**WORK INSTRUCTION**
Find each line of the entries with the string "time", please, and copy it.

**Data records for software interfaces**
.....
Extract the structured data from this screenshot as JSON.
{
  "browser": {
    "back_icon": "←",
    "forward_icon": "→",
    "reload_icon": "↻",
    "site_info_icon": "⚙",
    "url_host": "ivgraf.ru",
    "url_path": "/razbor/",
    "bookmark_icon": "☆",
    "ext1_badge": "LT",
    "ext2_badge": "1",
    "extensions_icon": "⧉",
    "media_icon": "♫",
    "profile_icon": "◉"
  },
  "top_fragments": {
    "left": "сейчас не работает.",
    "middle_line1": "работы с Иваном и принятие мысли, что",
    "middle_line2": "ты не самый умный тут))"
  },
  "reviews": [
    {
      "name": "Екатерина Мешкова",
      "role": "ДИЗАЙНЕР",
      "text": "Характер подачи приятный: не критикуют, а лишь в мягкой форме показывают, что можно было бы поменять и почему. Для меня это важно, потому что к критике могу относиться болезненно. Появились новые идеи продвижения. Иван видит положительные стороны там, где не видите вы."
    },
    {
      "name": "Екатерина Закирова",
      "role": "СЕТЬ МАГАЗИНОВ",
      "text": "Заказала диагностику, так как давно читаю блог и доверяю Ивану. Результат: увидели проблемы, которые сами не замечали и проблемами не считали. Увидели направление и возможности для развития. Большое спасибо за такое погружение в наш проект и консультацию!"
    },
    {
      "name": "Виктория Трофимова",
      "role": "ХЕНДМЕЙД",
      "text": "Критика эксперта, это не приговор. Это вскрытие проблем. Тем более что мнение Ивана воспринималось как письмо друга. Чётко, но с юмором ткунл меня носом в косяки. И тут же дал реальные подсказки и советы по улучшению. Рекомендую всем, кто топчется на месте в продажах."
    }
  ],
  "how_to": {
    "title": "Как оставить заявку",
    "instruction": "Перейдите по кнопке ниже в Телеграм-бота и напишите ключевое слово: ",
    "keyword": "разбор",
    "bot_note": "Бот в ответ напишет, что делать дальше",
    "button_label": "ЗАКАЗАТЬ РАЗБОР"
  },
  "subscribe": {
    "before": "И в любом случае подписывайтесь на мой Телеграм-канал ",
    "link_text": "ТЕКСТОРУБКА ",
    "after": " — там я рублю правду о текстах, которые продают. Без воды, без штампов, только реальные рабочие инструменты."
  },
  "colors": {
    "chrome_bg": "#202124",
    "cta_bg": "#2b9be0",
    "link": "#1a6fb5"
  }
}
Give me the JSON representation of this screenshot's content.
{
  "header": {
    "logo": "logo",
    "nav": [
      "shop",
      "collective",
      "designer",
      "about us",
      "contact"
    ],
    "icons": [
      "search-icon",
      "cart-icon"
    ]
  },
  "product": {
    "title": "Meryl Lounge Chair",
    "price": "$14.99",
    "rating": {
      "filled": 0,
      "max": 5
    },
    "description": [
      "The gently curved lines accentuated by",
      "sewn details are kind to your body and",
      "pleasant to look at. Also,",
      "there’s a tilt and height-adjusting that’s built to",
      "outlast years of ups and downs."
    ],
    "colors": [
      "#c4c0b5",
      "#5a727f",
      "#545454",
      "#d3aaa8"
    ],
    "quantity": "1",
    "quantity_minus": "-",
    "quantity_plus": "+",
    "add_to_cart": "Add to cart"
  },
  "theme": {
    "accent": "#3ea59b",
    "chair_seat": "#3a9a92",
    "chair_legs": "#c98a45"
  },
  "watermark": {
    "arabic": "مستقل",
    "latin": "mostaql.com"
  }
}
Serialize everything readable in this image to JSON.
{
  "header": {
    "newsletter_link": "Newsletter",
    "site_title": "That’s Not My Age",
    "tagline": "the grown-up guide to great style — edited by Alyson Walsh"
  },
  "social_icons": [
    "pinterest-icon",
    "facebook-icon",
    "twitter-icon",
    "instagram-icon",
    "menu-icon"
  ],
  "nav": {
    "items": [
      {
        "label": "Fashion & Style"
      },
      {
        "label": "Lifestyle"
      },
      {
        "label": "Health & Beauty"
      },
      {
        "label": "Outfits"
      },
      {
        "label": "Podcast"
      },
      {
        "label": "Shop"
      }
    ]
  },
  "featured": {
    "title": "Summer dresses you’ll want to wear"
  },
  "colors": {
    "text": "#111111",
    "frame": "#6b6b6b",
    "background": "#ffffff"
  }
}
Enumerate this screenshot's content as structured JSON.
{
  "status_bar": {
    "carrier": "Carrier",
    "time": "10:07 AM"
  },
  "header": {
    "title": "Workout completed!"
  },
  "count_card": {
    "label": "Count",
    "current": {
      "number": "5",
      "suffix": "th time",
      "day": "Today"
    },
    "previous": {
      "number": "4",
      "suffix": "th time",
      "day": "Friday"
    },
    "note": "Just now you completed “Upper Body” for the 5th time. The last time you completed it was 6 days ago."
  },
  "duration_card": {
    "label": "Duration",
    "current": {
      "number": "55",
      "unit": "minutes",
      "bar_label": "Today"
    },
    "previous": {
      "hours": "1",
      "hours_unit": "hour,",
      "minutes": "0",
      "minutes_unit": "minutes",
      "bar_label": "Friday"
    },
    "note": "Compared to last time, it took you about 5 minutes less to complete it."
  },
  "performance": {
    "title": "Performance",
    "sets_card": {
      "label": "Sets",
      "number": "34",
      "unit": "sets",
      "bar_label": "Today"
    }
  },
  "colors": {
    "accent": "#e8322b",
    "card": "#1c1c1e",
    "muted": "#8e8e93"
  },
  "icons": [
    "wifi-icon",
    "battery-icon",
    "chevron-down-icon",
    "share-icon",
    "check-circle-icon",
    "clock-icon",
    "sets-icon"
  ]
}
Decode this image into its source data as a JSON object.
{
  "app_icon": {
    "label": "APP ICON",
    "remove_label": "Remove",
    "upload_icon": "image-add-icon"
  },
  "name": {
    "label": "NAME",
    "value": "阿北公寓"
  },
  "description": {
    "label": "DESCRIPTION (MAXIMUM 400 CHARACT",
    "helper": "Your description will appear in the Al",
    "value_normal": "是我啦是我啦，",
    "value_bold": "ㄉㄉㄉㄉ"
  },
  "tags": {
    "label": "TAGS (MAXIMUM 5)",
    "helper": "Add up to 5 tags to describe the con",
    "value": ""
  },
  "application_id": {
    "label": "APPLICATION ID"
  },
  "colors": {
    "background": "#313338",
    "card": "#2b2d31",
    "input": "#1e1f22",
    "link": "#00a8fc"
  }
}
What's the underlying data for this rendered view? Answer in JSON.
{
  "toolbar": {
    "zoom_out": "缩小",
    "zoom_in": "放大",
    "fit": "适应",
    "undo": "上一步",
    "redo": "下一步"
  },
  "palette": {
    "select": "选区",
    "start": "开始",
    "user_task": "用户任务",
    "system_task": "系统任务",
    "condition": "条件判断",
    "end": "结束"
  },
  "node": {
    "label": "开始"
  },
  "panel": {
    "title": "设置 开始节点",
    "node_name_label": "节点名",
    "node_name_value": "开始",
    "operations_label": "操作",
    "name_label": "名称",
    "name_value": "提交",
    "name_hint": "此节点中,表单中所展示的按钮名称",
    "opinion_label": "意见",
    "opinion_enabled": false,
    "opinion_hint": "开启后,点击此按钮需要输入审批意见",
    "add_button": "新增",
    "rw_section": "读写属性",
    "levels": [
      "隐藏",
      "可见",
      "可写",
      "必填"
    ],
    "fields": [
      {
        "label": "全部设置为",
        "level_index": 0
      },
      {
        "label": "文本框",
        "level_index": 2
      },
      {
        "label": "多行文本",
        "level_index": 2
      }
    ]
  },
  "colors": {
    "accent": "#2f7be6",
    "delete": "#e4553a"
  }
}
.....
**ANSWER BOX**
    "time": "10:07 AM"
      "suffix": "th time",
      "suffix": "th time",
    "note": "Just now you completed “Upper Body” for the 5th time. The last time you completed it was 6 days ago."
    "note": "Compared to last time, it took you about 5 minutes less to complete it."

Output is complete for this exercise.